Groans of discontent and foreboding started pretty much as soon as the exuberant cheering died down after London was selected to host the games in 2005, and there have been a whole seven years for us Brits to grumble about whether the whole thing is worth it.
The issue of worth is, of course, a huge issue, but let’s forget about that until after the games have finished, the athletes leave their village, and various stadia across the British Isles gets dismantled and sheared down.
In a rather odd quirk of scheduling, events have started before the actual opening ceremony, but hey, we’re quintessentially eccentric and we’ll do things our own bloody way thank you very much.

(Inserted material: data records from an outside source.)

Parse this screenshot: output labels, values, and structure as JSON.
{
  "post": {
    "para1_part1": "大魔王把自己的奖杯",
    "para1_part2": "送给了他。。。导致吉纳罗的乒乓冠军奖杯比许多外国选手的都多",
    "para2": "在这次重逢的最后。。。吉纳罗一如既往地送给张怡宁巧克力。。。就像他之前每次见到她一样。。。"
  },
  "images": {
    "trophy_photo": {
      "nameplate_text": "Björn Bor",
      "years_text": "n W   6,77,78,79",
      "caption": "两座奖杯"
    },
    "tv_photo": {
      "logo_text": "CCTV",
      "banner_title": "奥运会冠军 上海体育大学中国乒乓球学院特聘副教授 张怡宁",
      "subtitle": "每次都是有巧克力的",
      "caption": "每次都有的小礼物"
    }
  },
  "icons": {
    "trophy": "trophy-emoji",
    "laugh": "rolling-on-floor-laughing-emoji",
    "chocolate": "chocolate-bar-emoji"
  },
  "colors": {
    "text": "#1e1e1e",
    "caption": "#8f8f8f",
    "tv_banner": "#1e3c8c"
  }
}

The grand setting for the first event was the City of Coventry Stadium, which saw Japan beat Canada in the Women’s football. And HOORAH! Everything went to plan. The GB Women’s team also registered a victory over New Zealand at the Millennium Stadium, with various camera shots showing off the Welsh colour scheme of the seating.
Today was the first major contest, with the Great Britain Men’s team coming up against Senegal at Old Trafford, as Stuart Pearce’s men competed in the tournament for the first time since 1960.
As was with the coverage of the European Championships, there was a welcome lack of patriotic and unfounded ambition, a deluded sense that success is coming our way, and although phrases like “We’ll keep on getting better” kept being banded about, the media seemed fully aware that we are nowhere near good enough to medal.
Any remaining excitement and intrigue soon simmered down shortly after kick off, as the miserably quiet crowd was treated to miserably slow football. Quite clearly bored, the fans typically resorted to mexican waves, pathetically chanting ‘GEE BEE’ in a deep tone, and booing Craig Bellamy and Micah Richards due to them having the outright audacity to play at Manchester United’s stadium.
The commentary, much criticised at Euro 2012, was again lacklustre. Johnathan Pearce’s kept on losing himself in mindless chatter whilst Mark Lawrenson did what Mark Lawrenson always does, contribute very little.
Fifteen minutes in and he’d already referred to the team as England, a classic error which was always going to fall at his feet, and after some desperate GB defending he had the expert insightfulness to exclaim “There’s one challenge, there’s the second.” Thanks for that Mark.
Bellamy scored with a decent finish, and despite being assaulted in the box in the second half was bizarrely not awarded a penalty, much to the chagrin of our boys in blue.
Senegal’s physical approach to the game soon started to pay off as they took control of the centre, and countered from a British corner, taking advantage of some sloppy defending to equalise with minutes to go.
So, although we’re already underway we have the inevitably cringeworthy opening ceremony to look forward to tomorrow. Will it compare to Beijing’s? Of course, just in a really unflattering manner. I’m off to watch plumbers moan about not being able to use the Olympic lanes.